##### The data

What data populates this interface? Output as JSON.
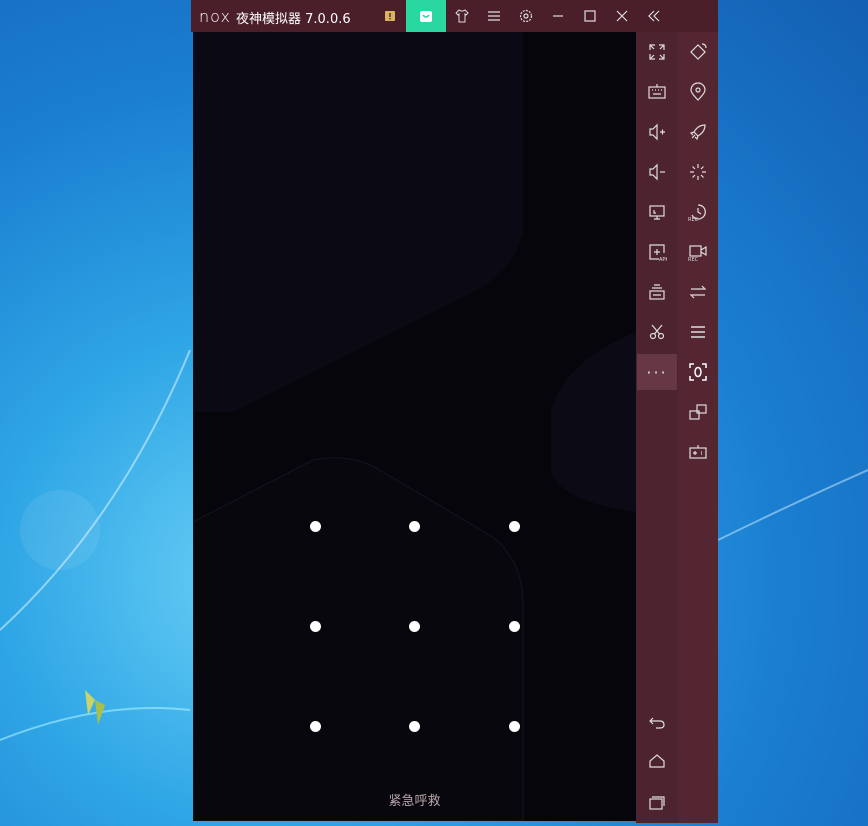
{
  "window": {
    "logo": "nox",
    "title": "夜神模拟器 7.0.0.6"
  },
  "titlebar_buttons": [
    "notice-icon",
    "app-store-icon",
    "skin-icon",
    "menu-icon",
    "settings-icon",
    "minimize-icon",
    "maximize-icon",
    "close-icon",
    "collapse-icon"
  ],
  "screen": {
    "emergency_call": "紧急呼救",
    "pattern_dots": 9
  },
  "sidebar_primary": [
    "fullscreen-icon",
    "keyboard-icon",
    "volume-up-icon",
    "volume-down-icon",
    "screenshot-icon",
    "install-apk-icon",
    "multi-instance-icon",
    "scissors-icon",
    "more-icon",
    "back-icon",
    "home-icon",
    "recent-apps-icon"
  ],
  "sidebar_secondary": [
    "rotate-icon",
    "location-icon",
    "rocket-icon",
    "loading-icon",
    "macro-record-icon",
    "video-record-icon",
    "sync-icon",
    "list-icon",
    "zero-icon",
    "multi-window-icon",
    "gamepad-icon"
  ],
  "colors": {
    "titlebar": "#4a1f2a",
    "store_button": "#2ad7a0",
    "sidebar": "#542631",
    "screen": "#06050b"
  }
}
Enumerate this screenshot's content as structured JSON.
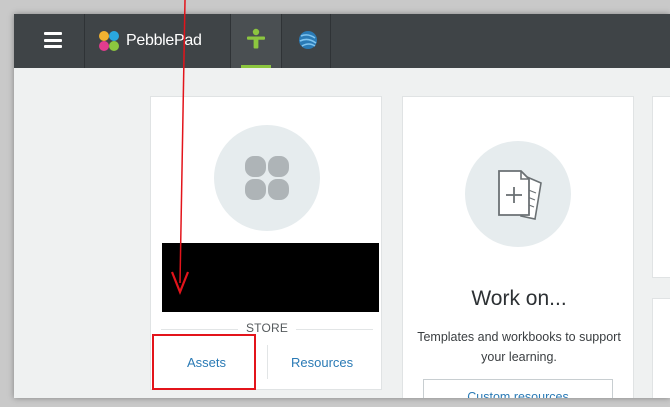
{
  "header": {
    "brand": "PebblePad",
    "menu_icon": "hamburger-menu-icon",
    "tabs": [
      {
        "icon": "person-icon",
        "active": true
      },
      {
        "icon": "globe-icon",
        "active": false
      }
    ]
  },
  "store_card": {
    "section_label": "STORE",
    "links": [
      "Assets",
      "Resources"
    ]
  },
  "work_card": {
    "title": "Work on...",
    "description": "Templates and workbooks to support your learning.",
    "button_label": "Custom resources"
  },
  "colors": {
    "topbar": "#3f4447",
    "accent_green": "#8cc63f",
    "link_blue": "#2a7ab5",
    "annotation_red": "#e3141b"
  }
}
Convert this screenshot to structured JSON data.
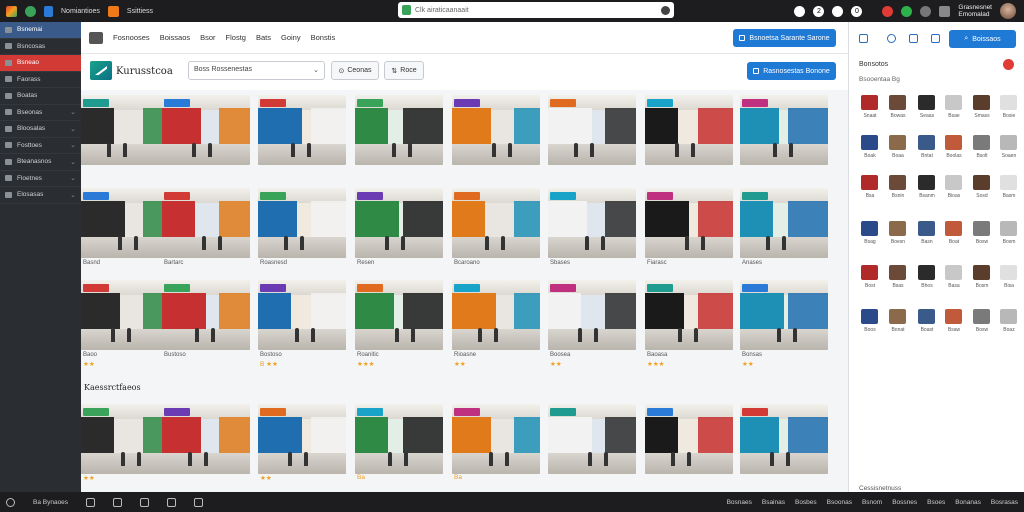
{
  "topbar": {
    "items": [
      {
        "icon": "app-logo-icon",
        "color": "#e8412c",
        "label": ""
      },
      {
        "icon": "leaf-icon",
        "color": "#3aa35a",
        "label": ""
      },
      {
        "icon": "bookmark-icon",
        "color": "#2a7ad8",
        "label": "Nomiantioes"
      },
      {
        "icon": "puzzle-icon",
        "color": "#f07a1a",
        "label": "Ssittiess"
      }
    ],
    "search_text": "Clk airaticaanaait",
    "right_glyphs": [
      "2",
      "0"
    ],
    "user_name_line1": "Grasnesnet",
    "user_name_line2": "Emomalad"
  },
  "sidebar": {
    "items": [
      {
        "label": "Bsnemai",
        "state": "active"
      },
      {
        "label": "Bsncosas",
        "state": ""
      },
      {
        "label": "Bsneao",
        "state": "red"
      },
      {
        "label": "Faorass",
        "state": ""
      },
      {
        "label": "Boatas",
        "state": ""
      },
      {
        "label": "Bseonas",
        "state": "chev"
      },
      {
        "label": "Bloosalas",
        "state": "chev"
      },
      {
        "label": "Fosttoes",
        "state": "chev"
      },
      {
        "label": "Bteanasnos",
        "state": "chev"
      },
      {
        "label": "Floetnes",
        "state": "chev"
      },
      {
        "label": "Elosasas",
        "state": "chev"
      }
    ]
  },
  "toolbar": {
    "links": [
      "Fosnooses",
      "Boissaos",
      "Bsor",
      "Flostg",
      "Bats",
      "Goiny",
      "Bonstis"
    ],
    "primary_button": "Bsnoetsa Sarante Sarone"
  },
  "brandrow": {
    "brand_name": "Kurusstcoa",
    "select_value": "Boss Rossenestas",
    "button1": "Ceonas",
    "button2": "Roce",
    "primary_button": "Rasnosestas Bonone"
  },
  "grid": {
    "rows": [
      [
        "",
        "",
        "",
        "",
        "",
        "",
        "",
        ""
      ],
      [
        "Basnd",
        "Bartarc",
        "Roasnesd",
        "Resen",
        "Bcaroano",
        "Sbases",
        "Fiarasc",
        "Anases"
      ],
      [
        "Baoo",
        "Bustoso",
        "Bostoso",
        "Roanitic",
        "Rioasne",
        "Boosea",
        "Baoasa",
        "Bonsas"
      ]
    ],
    "row2_stars": [
      "★★",
      "",
      "B ★★",
      "★★★",
      "★★",
      "★★",
      "★★★",
      "★★"
    ],
    "row4_captions": [
      "★★",
      "",
      "★★",
      "Ba",
      "Ba",
      "",
      "",
      ""
    ]
  },
  "section_title": "Kaessrctfaeos",
  "rpanel": {
    "title": "Bonsotos",
    "subtitle": "Bsooentaa Bg",
    "captions": [
      [
        "Snaat",
        "Bowas",
        "Seaas",
        "Bsae",
        "Smass",
        "Bosie"
      ],
      [
        "Boak",
        "Boaa",
        "Bntat",
        "Boolas",
        "Bsolt",
        "Soaen"
      ],
      [
        "Bsa",
        "Bsnin",
        "Bsanm",
        "Bioas",
        "Sosd",
        "Basm"
      ],
      [
        "Bsag",
        "Boesn",
        "Basn",
        "Boat",
        "Bosw",
        "Bosm"
      ],
      [
        "Bost",
        "Bsas",
        "Bhos",
        "Basa",
        "Bosm",
        "Bisa"
      ],
      [
        "Boos",
        "Bonat",
        "Boast",
        "Bsaw",
        "Bosw",
        "Boaz"
      ]
    ],
    "footer": "Cessisnetnuss"
  },
  "bottombar": {
    "left_label": "Ba Bynaoes",
    "right_labels": [
      "Bosnaes",
      "Bsainas",
      "Bosbes",
      "Bsoonas",
      "Bsnom",
      "Bossnes",
      "Bsoes",
      "Bonanas",
      "Bosrasas"
    ]
  },
  "colors": {
    "accent": "#1f7ad6",
    "sidebar": "#2a2d31",
    "danger": "#d23a35"
  }
}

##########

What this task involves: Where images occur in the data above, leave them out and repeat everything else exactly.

Finished exercise:
What data populates this interface? Output as JSON.
{
  "window": {
    "logo": "nox",
    "title": "夜神模拟器 7.0.0.6"
  },
  "titlebar_buttons": [
    "notice-icon",
    "app-store-icon",
    "skin-icon",
    "menu-icon",
    "settings-icon",
    "minimize-icon",
    "maximize-icon",
    "close-icon",
    "collapse-icon"
  ],
  "screen": {
    "emergency_call": "紧急呼救",
    "pattern_dots": 9
  },
  "sidebar_primary": [
    "fullscreen-icon",
    "keyboard-icon",
    "volume-up-icon",
    "volume-down-icon",
    "screenshot-icon",
    "install-apk-icon",
    "multi-instance-icon",
    "scissors-icon",
    "more-icon",
    "back-icon",
    "home-icon",
    "recent-apps-icon"
  ],
  "sidebar_secondary": [
    "rotate-icon",
    "location-icon",
    "rocket-icon",
    "loading-icon",
    "macro-record-icon",
    "video-record-icon",
    "sync-icon",
    "list-icon",
    "zero-icon",
    "multi-window-icon",
    "gamepad-icon"
  ],
  "colors": {
    "titlebar": "#4a1f2a",
    "store_button": "#2ad7a0",
    "sidebar": "#542631",
    "screen": "#06050b"
  }
}
Enumerate this screenshot's content as structured JSON.
{
  "header": {
    "brand": "PebblePad",
    "menu_icon": "hamburger-menu-icon",
    "tabs": [
      {
        "icon": "person-icon",
        "active": true
      },
      {
        "icon": "globe-icon",
        "active": false
      }
    ]
  },
  "store_card": {
    "section_label": "STORE",
    "links": [
      "Assets",
      "Resources"
    ]
  },
  "work_card": {
    "title": "Work on...",
    "description": "Templates and workbooks to support your learning.",
    "button_label": "Custom resources"
  },
  "colors": {
    "topbar": "#3f4447",
    "accent_green": "#8cc63f",
    "link_blue": "#2a7ab5",
    "annotation_red": "#e3141b"
  }
}
Convert this screenshot to structured JSON data.
{
  "topbar": {
    "items": [
      {
        "icon": "app-logo-icon",
        "color": "#e8412c",
        "label": ""
      },
      {
        "icon": "leaf-icon",
        "color": "#3aa35a",
        "label": ""
      },
      {
        "icon": "bookmark-icon",
        "color": "#2a7ad8",
        "label": "Nomiantioes"
      },
      {
        "icon": "puzzle-icon",
        "color": "#f07a1a",
        "label": "Ssittiess"
      }
    ],
    "search_text": "Clk airaticaanaait",
    "right_glyphs": [
      "2",
      "0"
    ],
    "user_name_line1": "Grasnesnet",
    "user_name_line2": "Emomalad"
  },
  "sidebar": {
    "items": [
      {
        "label": "Bsnemai",
        "state": "active"
      },
      {
        "label": "Bsncosas",
        "state": ""
      },
      {
        "label": "Bsneao",
        "state": "red"
      },
      {
        "label": "Faorass",
        "state": ""
      },
      {
        "label": "Boatas",
        "state": ""
      },
      {
        "label": "Bseonas",
        "state": "chev"
      },
      {
        "label": "Bloosalas",
        "state": "chev"
      },
      {
        "label": "Fosttoes",
        "state": "chev"
      },
      {
        "label": "Bteanasnos",
        "state": "chev"
      },
      {
        "label": "Floetnes",
        "state": "chev"
      },
      {
        "label": "Elosasas",
        "state": "chev"
      }
    ]
  },
  "toolbar": {
    "links": [
      "Fosnooses",
      "Boissaos",
      "Bsor",
      "Flostg",
      "Bats",
      "Goiny",
      "Bonstis"
    ],
    "primary_button": "Bsnoetsa Sarante Sarone"
  },
  "brandrow": {
    "brand_name": "Kurusstcoa",
    "select_value": "Boss Rossenestas",
    "button1": "Ceonas",
    "button2": "Roce",
    "primary_button": "Rasnosestas Bonone"
  },
  "grid": {
    "rows": [
      [
        "",
        "",
        "",
        "",
        "",
        "",
        "",
        ""
      ],
      [
        "Basnd",
        "Bartarc",
        "Roasnesd",
        "Resen",
        "Bcaroano",
        "Sbases",
        "Fiarasc",
        "Anases"
      ],
      [
        "Baoo",
        "Bustoso",
        "Bostoso",
        "Roanitic",
        "Rioasne",
        "Boosea",
        "Baoasa",
        "Bonsas"
      ]
    ],
    "row2_stars": [
      "★★",
      "",
      "B ★★",
      "★★★",
      "★★",
      "★★",
      "★★★",
      "★★"
    ],
    "row4_captions": [
      "★★",
      "",
      "★★",
      "Ba",
      "Ba",
      "",
      "",
      ""
    ]
  },
  "section_title": "Kaessrctfaeos",
  "rpanel": {
    "title": "Bonsotos",
    "subtitle": "Bsooentaa Bg",
    "captions": [
      [
        "Snaat",
        "Bowas",
        "Seaas",
        "Bsae",
        "Smass",
        "Bosie"
      ],
      [
        "Boak",
        "Boaa",
        "Bntat",
        "Boolas",
        "Bsolt",
        "Soaen"
      ],
      [
        "Bsa",
        "Bsnin",
        "Bsanm",
        "Bioas",
        "Sosd",
        "Basm"
      ],
      [
        "Bsag",
        "Boesn",
        "Basn",
        "Boat",
        "Bosw",
        "Bosm"
      ],
      [
        "Bost",
        "Bsas",
        "Bhos",
        "Basa",
        "Bosm",
        "Bisa"
      ],
      [
        "Boos",
        "Bonat",
        "Boast",
        "Bsaw",
        "Bosw",
        "Boaz"
      ]
    ],
    "footer": "Cessisnetnuss"
  },
  "bottombar": {
    "left_label": "Ba Bynaoes",
    "right_labels": [
      "Bosnaes",
      "Bsainas",
      "Bosbes",
      "Bsoonas",
      "Bsnom",
      "Bossnes",
      "Bsoes",
      "Bonanas",
      "Bosrasas"
    ]
  },
  "colors": {
    "accent": "#1f7ad6",
    "sidebar": "#2a2d31",
    "danger": "#d23a35"
  }
}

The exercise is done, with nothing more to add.